The online documentation is very good and contains a number of detailed examples of large-scale applications that can be built using Visual MainWin. Some simpler, smaller scale examples would be useful as well, but what is there allows you to see the entire scope of the application. While Visual MainWin is not capable of generating EJBs, it is capable of consuming them, and examples of this are shown.
While generating EJBs may seem to be important functionality missing from the product, in fact, Visual MainWin is not designed to be used by senior architectsthe people who build the frameworks on which your applications run and who can dream in EJB. But if these senior architects drive infrastructure in the direction of EJB, the development support team must follow suit. By leveraging Visual Studio's ease of use, Visual MainWin delivers the ability for supporting developers to keep pace with the architectural vision, whatever that is and levels the playing field for Java in terms of complexity. The philosophy is that elite developers will continue to develop in what they see fit to use, and the lower-end developers will have this tool to make their work easier.
When it comes to database support, if your database is Microsoft SQL Server or Oracle, then your ADO.NET code will work without modification. If, however, you use any other database (for example MySQL or DB2), the process is a little more complex. Namely you have to import the JAR file for the JDBC drivers and explicitly use it and the relevant java.sql files to access the data. You end up effectively writing Java code in the C# environment. This isn't as difficult as it sounds, but does negate some of the advantages of the platform.
Visual MainWin is an excellent and revolutionary product. While it has its flaws, they are relatively minor and most of them will be addressed in future versions according Mainsoft. For any company that wants to provide its services on Microsoft and J2EE-based platforms, it could provide a massive cost-savings. Having code that can run on both platforms and be debugged on both platforms is an enormous luxury. At $5,000 per workstation it may seem expensive, but a week's worth of training for developers could easily cost as much.
If your developers are experienced in C# and you want the option of using J2EE application servers, Visual MainWin is uniquely qualified to help you. Don't expect it to handle all of your code transparently, though. It should allow the majority of your code to run on a J2EE application server, which in itself is a major boon. Should Mainsoft continue to evolve the platform, widening its support for application servers, databases, and functionality the product will become a must-have for everybody.

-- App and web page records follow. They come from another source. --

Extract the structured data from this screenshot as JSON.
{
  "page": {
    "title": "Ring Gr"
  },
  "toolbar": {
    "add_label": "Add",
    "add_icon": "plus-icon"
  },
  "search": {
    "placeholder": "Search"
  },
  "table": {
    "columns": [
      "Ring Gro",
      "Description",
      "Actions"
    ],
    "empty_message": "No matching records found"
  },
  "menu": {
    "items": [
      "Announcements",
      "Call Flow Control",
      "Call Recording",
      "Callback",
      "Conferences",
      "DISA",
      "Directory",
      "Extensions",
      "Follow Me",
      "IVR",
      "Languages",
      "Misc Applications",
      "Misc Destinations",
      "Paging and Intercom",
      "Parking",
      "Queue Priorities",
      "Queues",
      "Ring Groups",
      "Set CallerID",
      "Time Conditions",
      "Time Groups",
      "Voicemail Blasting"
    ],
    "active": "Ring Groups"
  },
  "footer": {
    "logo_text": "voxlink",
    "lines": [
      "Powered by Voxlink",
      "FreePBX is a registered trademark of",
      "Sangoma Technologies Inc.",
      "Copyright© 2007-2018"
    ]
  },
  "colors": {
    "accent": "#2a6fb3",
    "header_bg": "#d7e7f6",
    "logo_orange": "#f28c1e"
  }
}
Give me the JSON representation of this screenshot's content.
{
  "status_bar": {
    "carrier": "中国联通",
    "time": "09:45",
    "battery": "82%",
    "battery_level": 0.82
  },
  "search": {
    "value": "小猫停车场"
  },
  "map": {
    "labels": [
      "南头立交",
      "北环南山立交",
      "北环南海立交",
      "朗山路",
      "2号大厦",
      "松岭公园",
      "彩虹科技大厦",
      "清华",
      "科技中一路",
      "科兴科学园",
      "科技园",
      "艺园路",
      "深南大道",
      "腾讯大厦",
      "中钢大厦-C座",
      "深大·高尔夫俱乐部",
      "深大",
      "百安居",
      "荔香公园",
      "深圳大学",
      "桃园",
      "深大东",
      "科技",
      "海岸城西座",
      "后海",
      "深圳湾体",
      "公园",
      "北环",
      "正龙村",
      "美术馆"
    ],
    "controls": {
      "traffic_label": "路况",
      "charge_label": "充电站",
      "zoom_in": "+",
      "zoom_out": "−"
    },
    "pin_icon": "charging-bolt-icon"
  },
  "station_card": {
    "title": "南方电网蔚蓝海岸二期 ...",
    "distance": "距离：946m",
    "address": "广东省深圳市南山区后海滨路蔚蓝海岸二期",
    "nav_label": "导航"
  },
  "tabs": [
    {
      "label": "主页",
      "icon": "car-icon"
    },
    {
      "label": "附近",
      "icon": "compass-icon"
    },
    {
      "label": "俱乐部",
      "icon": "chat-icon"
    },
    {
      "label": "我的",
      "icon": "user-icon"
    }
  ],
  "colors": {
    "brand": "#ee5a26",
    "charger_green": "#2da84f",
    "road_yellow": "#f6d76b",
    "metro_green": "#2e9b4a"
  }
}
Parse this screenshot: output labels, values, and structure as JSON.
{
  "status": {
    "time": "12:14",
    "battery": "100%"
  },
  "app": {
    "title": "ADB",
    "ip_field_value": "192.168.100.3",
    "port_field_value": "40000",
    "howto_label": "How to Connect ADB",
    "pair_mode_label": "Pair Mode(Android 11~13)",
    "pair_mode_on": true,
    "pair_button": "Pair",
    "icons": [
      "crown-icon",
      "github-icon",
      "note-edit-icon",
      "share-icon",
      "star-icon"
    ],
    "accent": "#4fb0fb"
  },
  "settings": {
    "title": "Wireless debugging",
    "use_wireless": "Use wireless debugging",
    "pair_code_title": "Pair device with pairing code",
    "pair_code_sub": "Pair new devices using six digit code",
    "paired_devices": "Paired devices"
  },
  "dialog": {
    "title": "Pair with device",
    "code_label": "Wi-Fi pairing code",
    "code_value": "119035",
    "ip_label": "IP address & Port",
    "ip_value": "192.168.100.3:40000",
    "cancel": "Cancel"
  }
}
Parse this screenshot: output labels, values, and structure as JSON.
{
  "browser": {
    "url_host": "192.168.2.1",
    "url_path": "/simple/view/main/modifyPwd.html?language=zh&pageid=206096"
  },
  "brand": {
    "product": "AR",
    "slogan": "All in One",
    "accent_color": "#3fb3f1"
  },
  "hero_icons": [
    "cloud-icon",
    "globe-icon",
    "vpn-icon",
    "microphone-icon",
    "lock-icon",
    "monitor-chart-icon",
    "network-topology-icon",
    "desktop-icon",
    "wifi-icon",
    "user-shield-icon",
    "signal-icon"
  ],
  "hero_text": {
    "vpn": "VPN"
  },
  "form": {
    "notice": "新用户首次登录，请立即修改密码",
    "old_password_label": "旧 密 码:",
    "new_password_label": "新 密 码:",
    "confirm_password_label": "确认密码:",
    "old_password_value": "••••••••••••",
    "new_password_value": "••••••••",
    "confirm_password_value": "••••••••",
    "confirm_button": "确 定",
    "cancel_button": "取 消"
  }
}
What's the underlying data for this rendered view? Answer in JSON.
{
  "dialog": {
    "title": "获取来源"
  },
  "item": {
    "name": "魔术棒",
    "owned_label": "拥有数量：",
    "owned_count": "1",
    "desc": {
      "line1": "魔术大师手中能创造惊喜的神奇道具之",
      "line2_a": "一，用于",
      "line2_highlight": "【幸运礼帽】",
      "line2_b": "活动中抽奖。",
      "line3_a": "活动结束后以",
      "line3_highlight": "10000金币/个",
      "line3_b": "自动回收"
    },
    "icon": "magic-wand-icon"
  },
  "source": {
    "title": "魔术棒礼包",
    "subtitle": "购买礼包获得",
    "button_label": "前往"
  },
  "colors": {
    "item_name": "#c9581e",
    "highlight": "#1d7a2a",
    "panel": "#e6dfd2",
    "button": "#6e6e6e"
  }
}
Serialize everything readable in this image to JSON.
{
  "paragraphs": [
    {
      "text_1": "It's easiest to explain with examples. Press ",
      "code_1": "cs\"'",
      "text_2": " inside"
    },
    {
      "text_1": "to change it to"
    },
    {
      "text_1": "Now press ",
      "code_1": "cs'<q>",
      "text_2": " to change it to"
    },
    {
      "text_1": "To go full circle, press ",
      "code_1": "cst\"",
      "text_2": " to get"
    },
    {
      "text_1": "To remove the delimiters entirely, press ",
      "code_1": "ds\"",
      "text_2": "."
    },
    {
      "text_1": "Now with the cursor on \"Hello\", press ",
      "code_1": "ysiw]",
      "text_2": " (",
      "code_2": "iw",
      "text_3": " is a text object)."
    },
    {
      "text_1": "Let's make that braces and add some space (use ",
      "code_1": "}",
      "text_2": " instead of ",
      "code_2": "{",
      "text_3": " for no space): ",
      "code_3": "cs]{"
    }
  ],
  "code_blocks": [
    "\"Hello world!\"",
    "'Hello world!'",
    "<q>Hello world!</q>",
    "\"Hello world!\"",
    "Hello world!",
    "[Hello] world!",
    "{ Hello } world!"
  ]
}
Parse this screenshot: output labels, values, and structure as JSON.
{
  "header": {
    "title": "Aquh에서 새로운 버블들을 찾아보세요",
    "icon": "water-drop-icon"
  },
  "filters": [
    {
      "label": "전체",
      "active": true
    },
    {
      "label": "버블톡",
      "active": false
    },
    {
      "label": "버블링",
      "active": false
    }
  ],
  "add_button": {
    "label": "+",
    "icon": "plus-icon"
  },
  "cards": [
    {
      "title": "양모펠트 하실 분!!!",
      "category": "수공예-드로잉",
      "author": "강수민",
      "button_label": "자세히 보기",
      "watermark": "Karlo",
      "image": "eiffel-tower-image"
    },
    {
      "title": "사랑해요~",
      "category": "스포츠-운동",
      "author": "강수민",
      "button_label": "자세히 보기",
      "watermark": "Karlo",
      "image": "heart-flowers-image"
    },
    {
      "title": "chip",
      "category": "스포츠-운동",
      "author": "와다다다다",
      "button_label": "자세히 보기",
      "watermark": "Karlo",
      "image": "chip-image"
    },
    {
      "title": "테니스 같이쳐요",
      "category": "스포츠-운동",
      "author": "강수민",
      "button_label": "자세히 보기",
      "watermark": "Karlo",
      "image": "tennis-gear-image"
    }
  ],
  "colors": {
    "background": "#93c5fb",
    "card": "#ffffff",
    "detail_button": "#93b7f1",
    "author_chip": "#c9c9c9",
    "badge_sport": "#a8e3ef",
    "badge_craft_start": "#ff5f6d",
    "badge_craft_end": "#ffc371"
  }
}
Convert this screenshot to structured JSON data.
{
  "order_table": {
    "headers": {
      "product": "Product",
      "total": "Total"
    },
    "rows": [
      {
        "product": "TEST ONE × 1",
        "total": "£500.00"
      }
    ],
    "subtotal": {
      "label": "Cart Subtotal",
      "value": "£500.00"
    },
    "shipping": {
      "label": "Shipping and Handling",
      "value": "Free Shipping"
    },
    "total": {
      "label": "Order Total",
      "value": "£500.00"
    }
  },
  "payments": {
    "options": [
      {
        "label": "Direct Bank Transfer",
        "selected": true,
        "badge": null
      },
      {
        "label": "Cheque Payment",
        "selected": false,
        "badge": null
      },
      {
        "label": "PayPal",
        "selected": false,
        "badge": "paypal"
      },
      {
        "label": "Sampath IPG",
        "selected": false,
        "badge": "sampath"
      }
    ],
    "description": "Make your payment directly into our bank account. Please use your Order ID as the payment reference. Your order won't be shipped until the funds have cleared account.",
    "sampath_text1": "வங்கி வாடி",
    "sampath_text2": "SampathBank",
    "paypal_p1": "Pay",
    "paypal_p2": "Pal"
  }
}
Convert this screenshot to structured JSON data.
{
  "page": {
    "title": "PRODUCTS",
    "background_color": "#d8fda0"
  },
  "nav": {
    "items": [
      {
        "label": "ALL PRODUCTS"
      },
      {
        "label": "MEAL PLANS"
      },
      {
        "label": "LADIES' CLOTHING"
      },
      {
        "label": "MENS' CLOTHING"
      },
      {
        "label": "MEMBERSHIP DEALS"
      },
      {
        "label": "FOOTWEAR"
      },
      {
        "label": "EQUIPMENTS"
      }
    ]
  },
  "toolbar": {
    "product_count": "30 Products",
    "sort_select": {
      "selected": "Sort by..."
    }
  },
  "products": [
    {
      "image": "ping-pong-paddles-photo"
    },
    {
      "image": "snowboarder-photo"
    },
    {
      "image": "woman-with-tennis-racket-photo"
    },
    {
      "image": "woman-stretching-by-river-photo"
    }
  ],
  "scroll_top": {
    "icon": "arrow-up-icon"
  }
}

|Editor's Note: Laurence Moroney is currently the Director of Product Evangelism at Mainsoft; however, he wrote this article for DevX before joining Mainsoft.